_INFORMATION_
--

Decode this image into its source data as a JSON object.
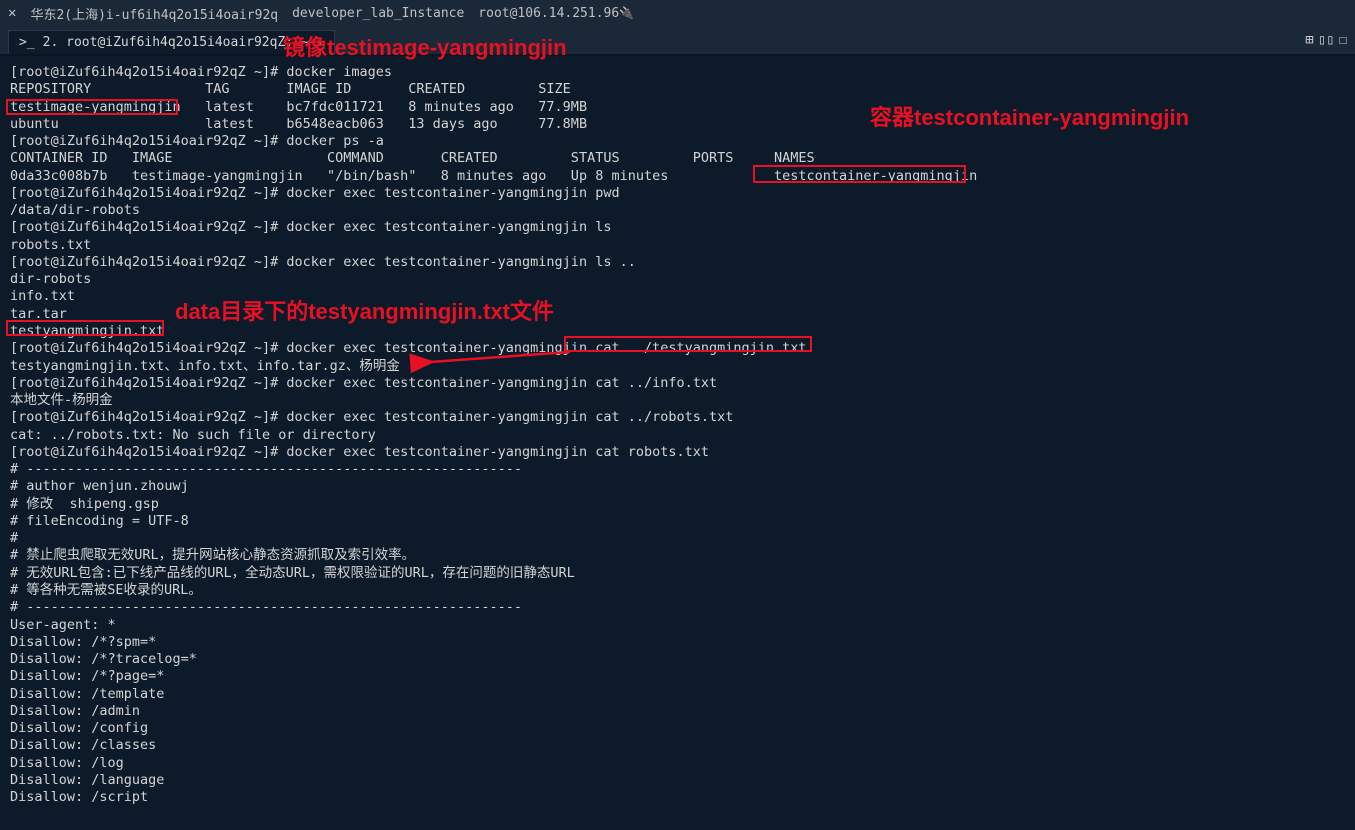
{
  "topbar": {
    "close_icon": "✕",
    "region": "华东2(上海)i-uf6ih4q2o15i4oair92q",
    "instance": "developer_lab_Instance",
    "root": "root@106.14.251.96",
    "rootglyph": "🔌"
  },
  "tab": {
    "prefix": ">_",
    "label": "2. root@iZuf6ih4q2o15i4oair92qZ: ~",
    "close": "✕"
  },
  "tabright": {
    "plus": "⊞",
    "split1": "▯▯",
    "split2": "☐"
  },
  "annotations": {
    "image_label": "镜像testimage-yangmingjin",
    "container_label": "容器testcontainer-yangmingjin",
    "file_label": "data目录下的testyangmingjin.txt文件"
  },
  "term": {
    "l1": "[root@iZuf6ih4q2o15i4oair92qZ ~]# docker images",
    "l2": "REPOSITORY              TAG       IMAGE ID       CREATED         SIZE",
    "l3": "testimage-yangmingjin   latest    bc7fdc011721   8 minutes ago   77.9MB",
    "l4": "ubuntu                  latest    b6548eacb063   13 days ago     77.8MB",
    "l5": "[root@iZuf6ih4q2o15i4oair92qZ ~]# docker ps -a",
    "l6": "CONTAINER ID   IMAGE                   COMMAND       CREATED         STATUS         PORTS     NAMES",
    "l7": "0da33c008b7b   testimage-yangmingjin   \"/bin/bash\"   8 minutes ago   Up 8 minutes             testcontainer-yangmingjin",
    "l8": "[root@iZuf6ih4q2o15i4oair92qZ ~]# docker exec testcontainer-yangmingjin pwd",
    "l9": "/data/dir-robots",
    "l10": "[root@iZuf6ih4q2o15i4oair92qZ ~]# docker exec testcontainer-yangmingjin ls",
    "l11": "robots.txt",
    "l12": "[root@iZuf6ih4q2o15i4oair92qZ ~]# docker exec testcontainer-yangmingjin ls ..",
    "l13": "dir-robots",
    "l14": "info.txt",
    "l15": "tar.tar",
    "l16": "testyangmingjin.txt",
    "l17": "[root@iZuf6ih4q2o15i4oair92qZ ~]# docker exec testcontainer-yangmingjin cat ../testyangmingjin.txt",
    "l18": "testyangmingjin.txt、info.txt、info.tar.gz、杨明金",
    "l19": "[root@iZuf6ih4q2o15i4oair92qZ ~]# docker exec testcontainer-yangmingjin cat ../info.txt",
    "l20": "本地文件-杨明金",
    "l21": "[root@iZuf6ih4q2o15i4oair92qZ ~]# docker exec testcontainer-yangmingjin cat ../robots.txt",
    "l22": "cat: ../robots.txt: No such file or directory",
    "l23": "[root@iZuf6ih4q2o15i4oair92qZ ~]# docker exec testcontainer-yangmingjin cat robots.txt",
    "l24": "# -------------------------------------------------------------",
    "l25": "# author wenjun.zhouwj",
    "l26": "# 修改  shipeng.gsp",
    "l27": "# fileEncoding = UTF-8",
    "l28": "#",
    "l29": "# 禁止爬虫爬取无效URL，提升网站核心静态资源抓取及索引效率。",
    "l30": "# 无效URL包含:已下线产品线的URL，全动态URL，需权限验证的URL，存在问题的旧静态URL",
    "l31": "# 等各种无需被SE收录的URL。",
    "l32": "# -------------------------------------------------------------",
    "l33": "User-agent: *",
    "l34": "Disallow: /*?spm=*",
    "l35": "Disallow: /*?tracelog=*",
    "l36": "Disallow: /*?page=*",
    "l37": "Disallow: /template",
    "l38": "Disallow: /admin",
    "l39": "Disallow: /config",
    "l40": "Disallow: /classes",
    "l41": "Disallow: /log",
    "l42": "Disallow: /language",
    "l43": "Disallow: /script"
  }
}
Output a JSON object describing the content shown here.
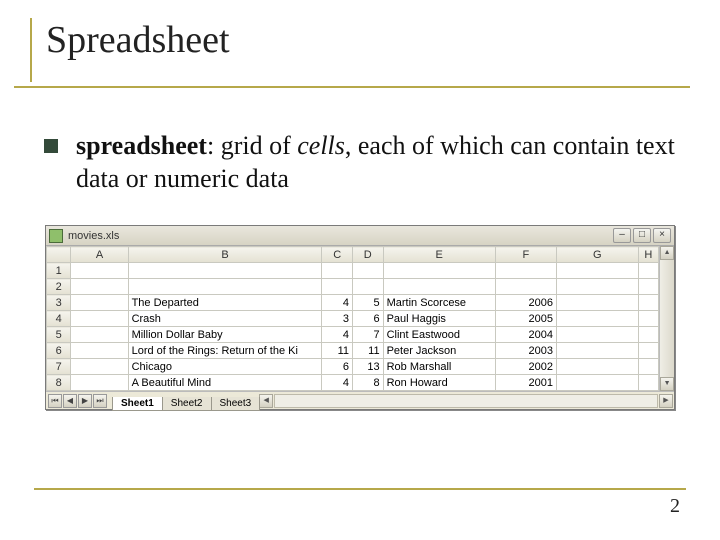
{
  "slide": {
    "title": "Spreadsheet",
    "bullet_term": "spreadsheet",
    "bullet_rest_1": ": grid of ",
    "bullet_italic": "cells",
    "bullet_rest_2": ", each of which can contain text data or numeric data",
    "page_number": "2"
  },
  "window": {
    "filename": "movies.xls",
    "min_label": "–",
    "max_label": "□",
    "close_label": "×"
  },
  "columns": [
    "A",
    "B",
    "C",
    "D",
    "E",
    "F",
    "G",
    "H"
  ],
  "rows": [
    {
      "n": "1",
      "A": "",
      "B": "",
      "C": "",
      "D": "",
      "E": "",
      "F": "",
      "G": ""
    },
    {
      "n": "2",
      "A": "",
      "B": "",
      "C": "",
      "D": "",
      "E": "",
      "F": "",
      "G": ""
    },
    {
      "n": "3",
      "A": "",
      "B": "The Departed",
      "C": "4",
      "D": "5",
      "E": "Martin Scorcese",
      "F": "2006",
      "G": ""
    },
    {
      "n": "4",
      "A": "",
      "B": "Crash",
      "C": "3",
      "D": "6",
      "E": "Paul Haggis",
      "F": "2005",
      "G": ""
    },
    {
      "n": "5",
      "A": "",
      "B": "Million Dollar Baby",
      "C": "4",
      "D": "7",
      "E": "Clint Eastwood",
      "F": "2004",
      "G": ""
    },
    {
      "n": "6",
      "A": "",
      "B": "Lord of the Rings: Return of the Ki",
      "C": "11",
      "D": "11",
      "E": "Peter Jackson",
      "F": "2003",
      "G": ""
    },
    {
      "n": "7",
      "A": "",
      "B": "Chicago",
      "C": "6",
      "D": "13",
      "E": "Rob Marshall",
      "F": "2002",
      "G": ""
    },
    {
      "n": "8",
      "A": "",
      "B": "A Beautiful Mind",
      "C": "4",
      "D": "8",
      "E": "Ron Howard",
      "F": "2001",
      "G": ""
    }
  ],
  "tabs": {
    "nav_first": "⏮",
    "nav_prev": "◀",
    "nav_next": "▶",
    "nav_last": "⏭",
    "items": [
      "Sheet1",
      "Sheet2",
      "Sheet3"
    ],
    "active": "Sheet1",
    "scroll_left": "◀",
    "scroll_right": "▶"
  },
  "scroll": {
    "up": "▲",
    "down": "▼"
  }
}
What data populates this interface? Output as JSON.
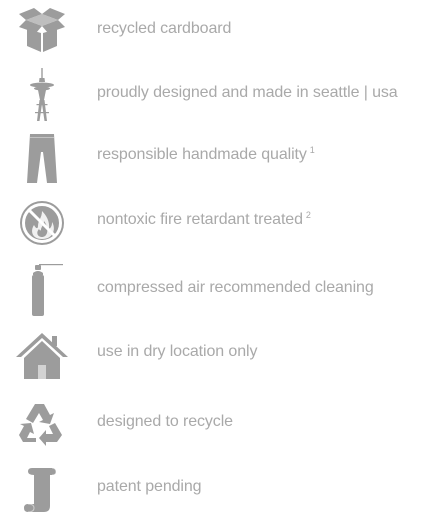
{
  "icon_color": "#9c9c9c",
  "text_color": "#a9a9a9",
  "features": [
    {
      "icon": "cardboard-box-icon",
      "text": "recycled cardboard"
    },
    {
      "icon": "space-needle-icon",
      "text": "proudly designed and made in seattle | usa"
    },
    {
      "icon": "pants-icon",
      "text": "responsible handmade quality",
      "footnote": "1"
    },
    {
      "icon": "no-fire-icon",
      "text": "nontoxic fire retardant treated",
      "footnote": "2"
    },
    {
      "icon": "compressed-air-can-icon",
      "text": "compressed air recommended cleaning"
    },
    {
      "icon": "house-icon",
      "text": "use in dry location only"
    },
    {
      "icon": "recycle-icon",
      "text": "designed to recycle"
    },
    {
      "icon": "scroll-icon",
      "text": "patent pending"
    }
  ]
}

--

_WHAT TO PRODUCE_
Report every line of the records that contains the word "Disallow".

_PROBLEM SOLUTION_
    "l34": "Disallow: /*?spm=*",
    "l35": "Disallow: /*?tracelog=*",
    "l36": "Disallow: /*?page=*",
    "l37": "Disallow: /template",
    "l38": "Disallow: /admin",
    "l39": "Disallow: /config",
    "l40": "Disallow: /classes",
    "l41": "Disallow: /log",
    "l42": "Disallow: /language",
    "l43": "Disallow: /script"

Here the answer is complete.